February 9, 2010, BioMed Central

Ever get a buzz from eating chocolate? A study published in the open access journal BMC Neuroscience has shown that chocolate-craving mice are ready to tolerate electric shocks to get their fix.

Rossella Ventura worked with a team of researchers from the Santa Lucia Foundation, Rome, Italy, to study the links between stress and compulsive food-seeking. She said, “We used a new model of compulsive behavior to test whether a previous stressful experience of hunger might override a conditioned response to avoid a certain kind of food - in this case, chocolate”.

Ventura and her colleagues first trained well-fed and starved mice to seek chocolate in one chamber rather than going into an empty chamber. Then, they added a mild electric shock to the chamber containing the chocolate. Unsurprisingly, the well-fed animals avoided the sweet treat. 

However, mice that had previously been starved, before being allowed to eat their way back up their normal weight, resisted this conditioning - continuing to seek out despite the painful consequences. This is an index of and the researchers claim that this matches compulsive food seeking in the face of negative consequences in humans.

More information: Food seeking in spite of harmful consequences is under prefrontal cortical noradrenergic control, Emanuele Claudio Latagliata, Enrico Patrono, Stefano Puglisi-Allegra and Rossella Ventura, BMC Neuroscience 2010 11:15, doi:10.1186/1471-2202-11-15

Related Stories

Recommended for you

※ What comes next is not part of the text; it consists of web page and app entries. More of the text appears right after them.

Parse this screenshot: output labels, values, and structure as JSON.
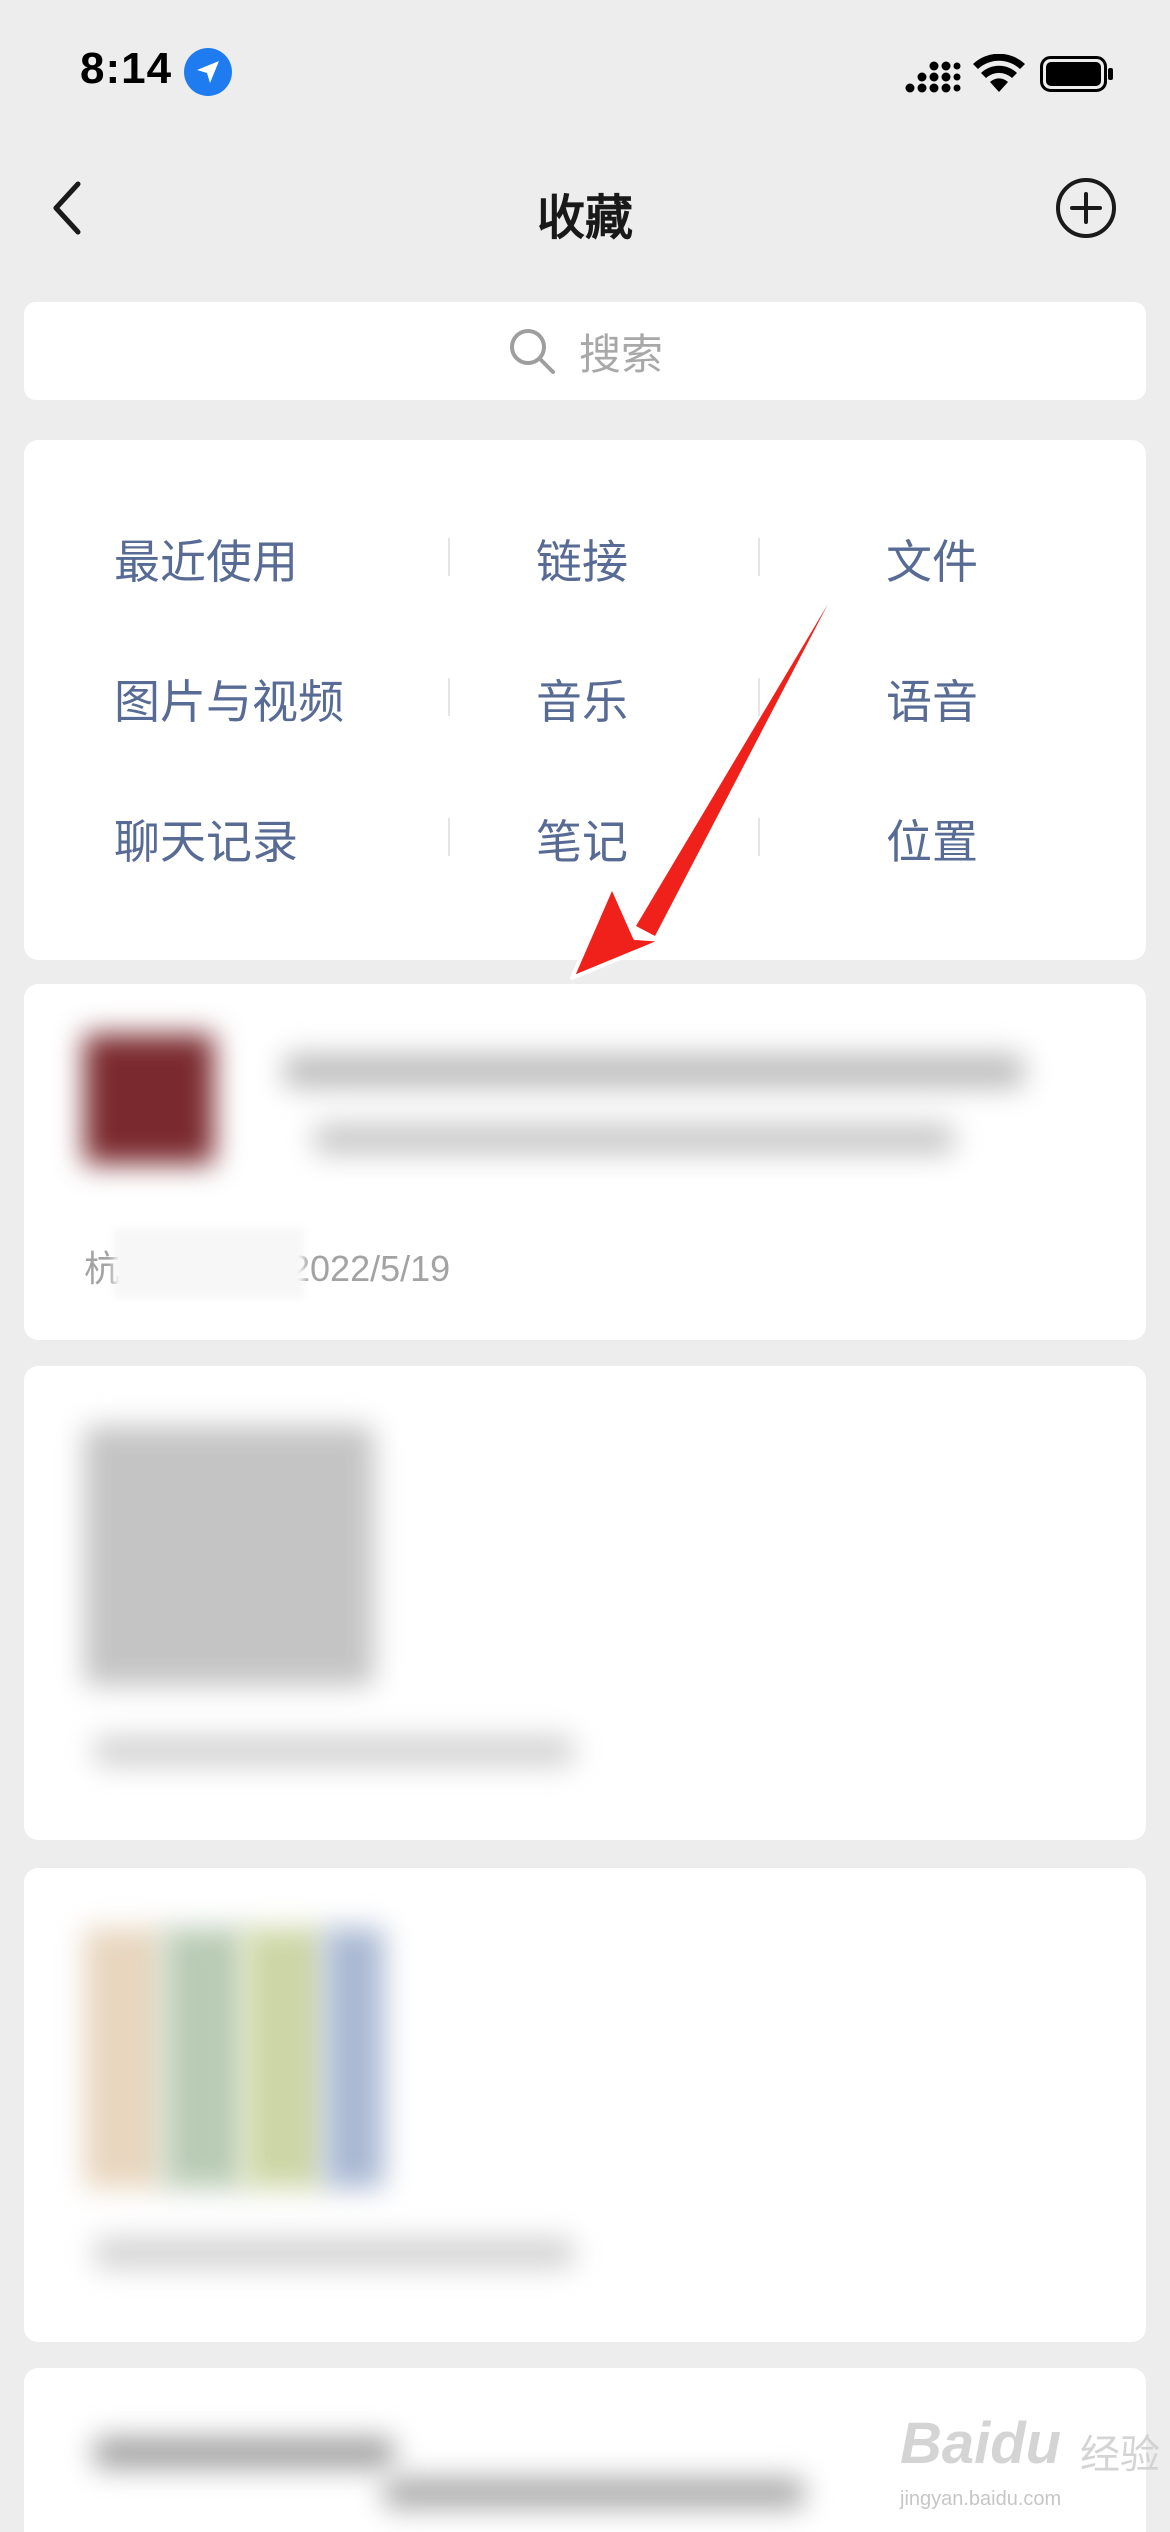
{
  "status_bar": {
    "time": "8:14"
  },
  "nav": {
    "title": "收藏"
  },
  "search": {
    "placeholder": "搜索"
  },
  "categories": {
    "rows": [
      [
        "最近使用",
        "链接",
        "文件"
      ],
      [
        "图片与视频",
        "音乐",
        "语音"
      ],
      [
        "聊天记录",
        "笔记",
        "位置"
      ]
    ]
  },
  "favorites": {
    "item1": {
      "source_prefix": "杭",
      "date": "2022/5/19"
    }
  },
  "colors": {
    "link_blue": "#576b95",
    "background": "#ededed",
    "arrow_red": "#f0201a",
    "location_blue": "#1e7cf0"
  },
  "watermark": {
    "brand": "Baidu",
    "text": "经验",
    "url": "jingyan.baidu.com"
  }
}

Perinatal hypoxia associated with long-term cerebellar learning deficits and Purkinje cell misfiring

August 18, 2018
Oxygen deprivation associated with preterm birth leaves telltale signs on the brains of newborns in the form of alterations to cerebellar white matter at the cellular and the physiological levels. Now, an experimental model ...

CRISPR technology targets mood-boosting receptors in brain

August 17, 2018
An estimated 13 percent of Americans take antidepressant drugs for depression, anxiety, chronic pain or sleep problems. For the 14 million Americans who have clinical depression, roughly one third don't find relief with antidepressants.

People are more honest when using a foreign tongue, research finds

August 17, 2018
New UChicago-led research suggests that someone who speaks in a foreign language is probably more credible than the average native speaker.

Critical role of DHA on foetal brain development revealed

August 17, 2018
Duke-NUS researchers have found evidence that a natural form of Docosahexaenoic Acid (DHA) made by the liver called Lyso-Phosphatidyl-Choline (LPC-DHA), is critical for normal foetal and infant brain development, and that ...

Automated detection of focal epileptic seizures in a sentinel area of the human brain

August 17, 2018
Patients with focal epilepsy that does not respond to medications badly need alternative treatments.

Men and women show surprising differences in seeing motion

August 16, 2018
Researchers reporting in the journal Current Biology on August 16 have found an unexpected difference between men and women. On average, their studies show, men pick up on visual motion significantly faster than women do.

0 comments

Please sign in to add a comment. Registration is free, and takes less than a minute. Read more

Click here to reset your password.
Sign in to get notified via email when new comments are made.